Every bit of my heart, as an American and a human being and someone who deeply believes in democracy and human rights, is on the side of Egyptians who want exactly the rights and freedoms and opportunities all Americans take for granted. And we should say so to Mubarak: Do not touch another hair on the head of another protester, or you will face the wrath of the United States. ~Claire Berlinski

The administration could tell Mubarak that. Instead of the increased criticism it has already promised, the administration could threaten Mubarak with its “wrath.” Would this entail merely the suspension of aid, or would it involve more serious penalties? In other words, what exactly should the administration be threatening to do to Mubarak and his allies if they do not comply? It’s all very well to bluster and make threats, but Mubarak knows that our government is not going to risk seriously undermining the current government. He will assume that the administration is bluffing and playing to its domestic audience, and he will probably be right. If the administration is not bluffing, it genuinely risks making the same mistake that Carter made in his handling of the Shah and domestic opposition to his regime.

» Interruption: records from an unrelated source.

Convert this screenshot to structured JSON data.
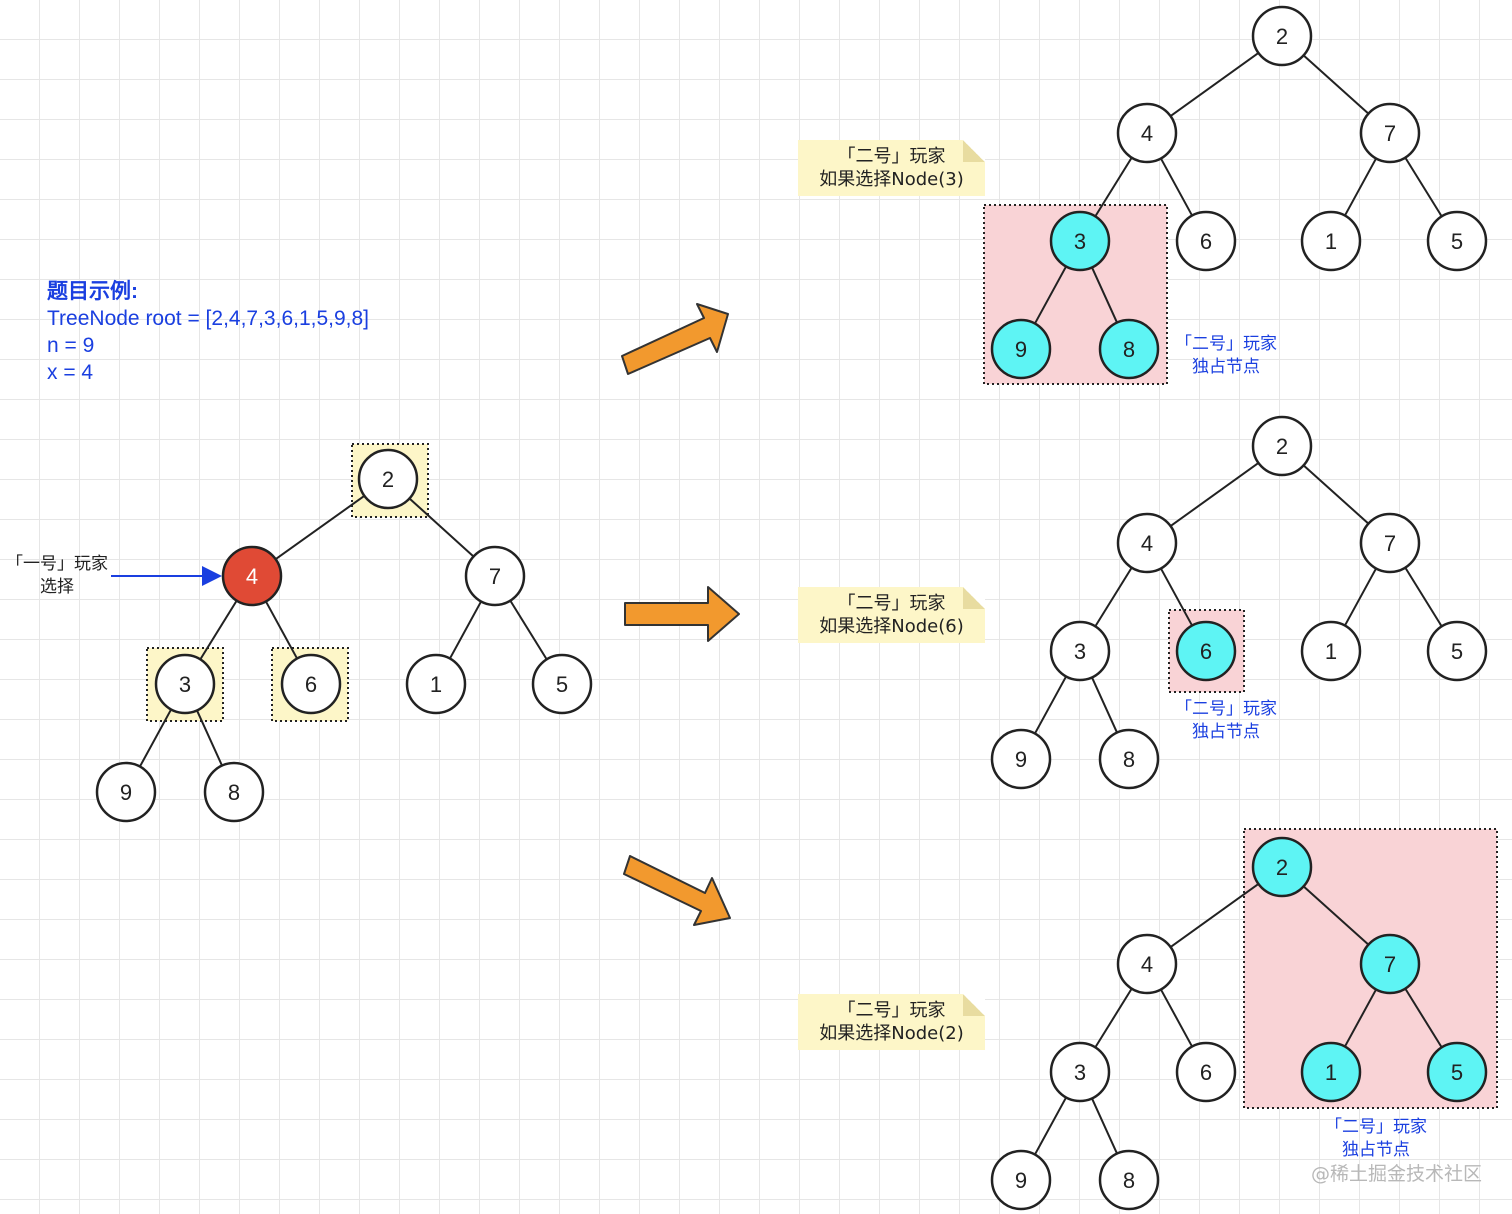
{
  "example": {
    "heading": "题目示例:",
    "line1": "TreeNode root = [2,4,7,3,6,1,5,9,8]",
    "line2": "n = 9",
    "line3": "x = 4"
  },
  "player1_label": [
    "「一号」玩家",
    "选择"
  ],
  "scenarios": [
    {
      "note_line1": "「二号」玩家",
      "note_line2": "如果选择Node(3)",
      "owned_line1": "「二号」玩家",
      "owned_line2": "独占节点"
    },
    {
      "note_line1": "「二号」玩家",
      "note_line2": "如果选择Node(6)",
      "owned_line1": "「二号」玩家",
      "owned_line2": "独占节点"
    },
    {
      "note_line1": "「二号」玩家",
      "note_line2": "如果选择Node(2)",
      "owned_line1": "「二号」玩家",
      "owned_line2": "独占节点"
    }
  ],
  "tree": {
    "nodes": [
      "2",
      "4",
      "7",
      "3",
      "6",
      "1",
      "5",
      "9",
      "8"
    ],
    "edges": [
      [
        0,
        1
      ],
      [
        0,
        2
      ],
      [
        1,
        3
      ],
      [
        1,
        4
      ],
      [
        2,
        5
      ],
      [
        2,
        6
      ],
      [
        3,
        7
      ],
      [
        3,
        8
      ]
    ]
  },
  "colors": {
    "player1": "#e04a35",
    "player2": "#5ef4f4",
    "highlight_yellow": "#fdf6c8",
    "region_pink": "#f9d3d6",
    "arrow_orange": "#f2992e",
    "text_blue": "#1a3fe0"
  },
  "watermark": "@稀土掘金技术社区"
}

As for Berlinski’s position, she says that she wants Egyptian democrats to win. However, she qualifies this by saying that this is desirable only so long as the Muslim Brotherhood has no part in the political system that follows. This is consistent with her opposition to the Muslim Brotherhood and its allies, but it seems entirely untenable as a practical matter. Officially, the Brotherhood has stayed out of the protests as an organization, but its members have been participants all along. By the end of the week, it looks as if the Brotherhood will have officially joined the protests as well. The protesters cannot be neatly separated into the “good” secular democrats here and the unacceptable Islamists over there. For that matter, there is as yet no evidence that any of the protesters object to the Brotherhood’s participation.

That significantly undermines the claim that Berlinski is fully in favor of Egyptian democracy, because she is clearly (and I think correctly) opposed to the consequences of empowering the Muslim Brotherhood, which will almost certainly be the result of the realization of a democratic Egyptian government. It certainly won’t be possible for a democratic government in Egypt to bar political participation for one of the few groups that Mubarak permitted to operate. Al-Nahda in Tunisia was banned under Ben Ali, and it was only a matter of days after his flight before it was legalized as a political organization. It is entirely implausible that the Muslim Brotherhood, which is much stronger politically than Al-Nahda, could suffer the opposite fate in a post-Mubarak government. If it is that important to keep this organization away from power (for the sake of Egypt as well as for the sake of other interests), the U.S. and the Egyptian people are both “stuck” with some form of the current Egyptian government, whether Mubarak is the ruler or not, and that is a government that does not permit meaningfully free political participation and competition.

If Berlinski is dead-set against Muslim Brotherhood participation in a future Egyptian government, she can’t actually want our government to inflict its “wrath” on Mubarak for suppressing these protests, or at least she can’t want the government’s “wrath” to amount to very much. It’s a bit like agitating against the Tsar and his Cossacks, but then qualifying it by saying, “Of course, we don’t want to have a revolutionary dictatorship.” It sounds good (“I’m for liberal democracy”), but it is completely unrealistic.

Update: Jonathan Wright (via Arabist.net) makes some helpful observations:

The Brotherhood knows that the world (especially the United States and Europe) are watching events in Egypt closely. If the protests appear to be Brotherhood-led, the government will feel free to use much more brutal methods to disperse protesters. For the moment it suits the Brotherhood’s interests to give the impression that there is a broad coalition united against Hosni Mubarak, including liberals and leftists. This explains why Brotherhood members who have taken part in the protests have refrained from chanting slogans with religious connotations. The impression of a broad coalition also helps domestically — if the Brotherhood take the lead, it would frighten off some of the other groups.